Usual disclaimers apply.
WIZARDING COMMUNITY WASN’T SUCH A BUNCH OF NOBBLES.
Dumbledore’s mild concern that he might miss the young man in the nervous rush of First Years as they swarmed into Hogwarts proved unwarranted. Despite the crush, a clear space surrounded the boy as if he carried his own solitude wrapped protectively around him. Dumbledore stepped into the flow, which opened for him as it did for the approaching figure.
“Welcome to Hogwarts, Tom,” Dumbledore said. “Please come with me.”
Tom Riddle nodded solemnly. “Thank you, Sir,” he said, as if he had expected to be singled out.
Moving away from the anxious new students, Dumbledore swept down an different corridor, Tom deferentially one pace behind. A tall figure waited for them.
“Minister,” Dumbledore said. “Allow me to introduce Tom Riddle, the new student of which I spoke.”
“Mr. Riddle,” the Minister of Magic said, not extending his hand.
“Sir,” Tom replied, his eyes boring into those of the older man, who shifted uncomfortably.
“It’s not every student who meets the Minister of Magic,” Dumbledore said. “Perhaps you are wondering why you have been brought here?”
“I trust you will explain, Sir,” Tom said, his face betraying no emotion.
“Indeed. We must first descend to the lower levels. I have something special to show you.” Dumbledore led the way in silence. As they made their way through the dusty corridors, he caught himself several times about to point out some of the artwork and architectural features of the school he found most pleasing. Best not to, he thought. And this one would not be impressed by any of it.
The hallways became smaller and gloomier as they descended deeper below the castle. Tom still gave no hint of his thoughts or feelings when Dumbledore made him wait several yards behind while the headmaster chanted a brief incantation in a bare hall with no echo, and the wall ahead evaporated like fairy mist, revealing a dark stairwell heading ever deeper down.
Eventually they came to a long, cramped corridor of identical doors. They passed many, if Tom kept count he gave no sign, and finally Dumbledore stopped before one and withdrew from a pocket in his robe a curiously-shaped key. Unlocking the thick, iron-bound portal, he pushed it open to reveal a surprisingly pleasant room. Dumbledore was pleased to note the slightest widening of Tom’s eyes when he saw the shelves covering the walls, all filled with books.
“Is this mine?” Tom breathed.
“Yes, Tom,” Dumbledore said. “While we consider all of our students special, we have found over the years that a select few deserve extra privileges. If you don’t mind being separated from your classmates, these will be your quarters. The books cover a wide range of advanced study. They are yours to read at your own pace.”
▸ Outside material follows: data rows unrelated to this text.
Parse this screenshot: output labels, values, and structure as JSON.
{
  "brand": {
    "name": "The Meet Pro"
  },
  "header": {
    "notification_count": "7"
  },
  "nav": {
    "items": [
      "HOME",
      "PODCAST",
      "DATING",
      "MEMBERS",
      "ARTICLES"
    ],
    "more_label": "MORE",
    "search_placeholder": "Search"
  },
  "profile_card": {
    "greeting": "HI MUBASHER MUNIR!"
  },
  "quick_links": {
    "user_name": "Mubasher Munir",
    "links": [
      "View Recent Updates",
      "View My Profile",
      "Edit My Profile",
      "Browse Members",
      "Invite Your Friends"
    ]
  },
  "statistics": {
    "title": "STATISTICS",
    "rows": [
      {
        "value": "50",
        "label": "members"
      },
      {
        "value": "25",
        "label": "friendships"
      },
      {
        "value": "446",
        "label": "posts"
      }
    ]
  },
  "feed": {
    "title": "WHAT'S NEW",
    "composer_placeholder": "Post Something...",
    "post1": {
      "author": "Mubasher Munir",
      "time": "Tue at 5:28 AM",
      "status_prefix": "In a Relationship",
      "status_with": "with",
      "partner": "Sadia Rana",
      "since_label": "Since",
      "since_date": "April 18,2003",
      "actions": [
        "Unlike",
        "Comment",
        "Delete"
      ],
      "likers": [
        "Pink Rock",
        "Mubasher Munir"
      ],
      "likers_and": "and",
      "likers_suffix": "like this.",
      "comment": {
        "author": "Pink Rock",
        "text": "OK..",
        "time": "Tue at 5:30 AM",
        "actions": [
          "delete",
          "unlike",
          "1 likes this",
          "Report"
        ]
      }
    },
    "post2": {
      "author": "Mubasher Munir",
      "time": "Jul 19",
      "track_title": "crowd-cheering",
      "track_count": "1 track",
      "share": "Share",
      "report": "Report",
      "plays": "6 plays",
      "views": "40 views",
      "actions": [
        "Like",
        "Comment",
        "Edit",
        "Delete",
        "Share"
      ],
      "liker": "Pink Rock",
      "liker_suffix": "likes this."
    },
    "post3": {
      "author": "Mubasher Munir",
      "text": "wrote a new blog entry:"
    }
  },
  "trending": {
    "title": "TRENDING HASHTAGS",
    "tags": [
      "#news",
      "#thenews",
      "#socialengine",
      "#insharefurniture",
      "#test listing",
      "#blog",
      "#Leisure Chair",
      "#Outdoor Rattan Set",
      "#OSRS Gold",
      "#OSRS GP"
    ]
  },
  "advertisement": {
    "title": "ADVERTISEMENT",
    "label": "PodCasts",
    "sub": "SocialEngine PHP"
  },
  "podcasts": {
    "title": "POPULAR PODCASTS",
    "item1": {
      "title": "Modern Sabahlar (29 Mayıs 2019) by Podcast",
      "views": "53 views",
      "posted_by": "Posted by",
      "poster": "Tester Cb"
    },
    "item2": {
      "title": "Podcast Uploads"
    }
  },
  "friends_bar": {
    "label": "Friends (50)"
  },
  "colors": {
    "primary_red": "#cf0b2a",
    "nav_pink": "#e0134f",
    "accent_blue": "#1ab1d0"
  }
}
Tom walked along the nearest shelf, his hand brushing the spines of books, and confident pleasure radiating from him like the smug certainty of finally being recognized for his own great worth.
“The staff and faculty will be occupied for a few days with the other students,” Dumbledore continued as Tom briefly inspected the bed and desk, before returning his attention to the volumes that spanned the room. “Then you and your tutors will discuss your course of study. Food will appear at mealtimes, of course. Do you object to waiting here alone?”
“No, Sir,” Tom said. “I'll be fine.”
“Yes, you will,” Dumbledore said. “I hope you find your time here agreeable.” As he closed the door, he had a final glimpse of the young man already settling into a chair with an armload of books pulled from the shelves, and a look of eager anticipation.
“Well, then,” Dumbledore said to his companion as they made their way back upward to the more populated regions of the castle. “It is done.”
“Regrets, Dumbledore?” the Minister asked. “You saw what will happen if he spends his years here with the other students.”
“Indeed,” Dumbledore sighed. “Murders, betrayal, and a brutal war. I know that the incarceration of one life is a small price to pay for peace. But still...”
“Still? You saw how pleased he was. Reliving the same day of secluded reading for the rest of his life seems far more a reward than a punishment. Hardly a cruel sentence for the heinous crimes he would have committed if not prevented.”
“True,” Dumbledore nodded. “A lifetime of happily believing he will be treated as a special wizard, each day rediscovering the books he’s forgotten he read the day before. Yet, would he knowingly choose a life of happy anticipation over his long, miserable quest for power? I doubt it.”
Years later, James and Lilly Potter sent their son Harry to Hogwarts, where he passed a wholly unexceptional seven years. Graduating in the middle of his class, he spent the rest of his life as a farmer of Singing Mushrooms.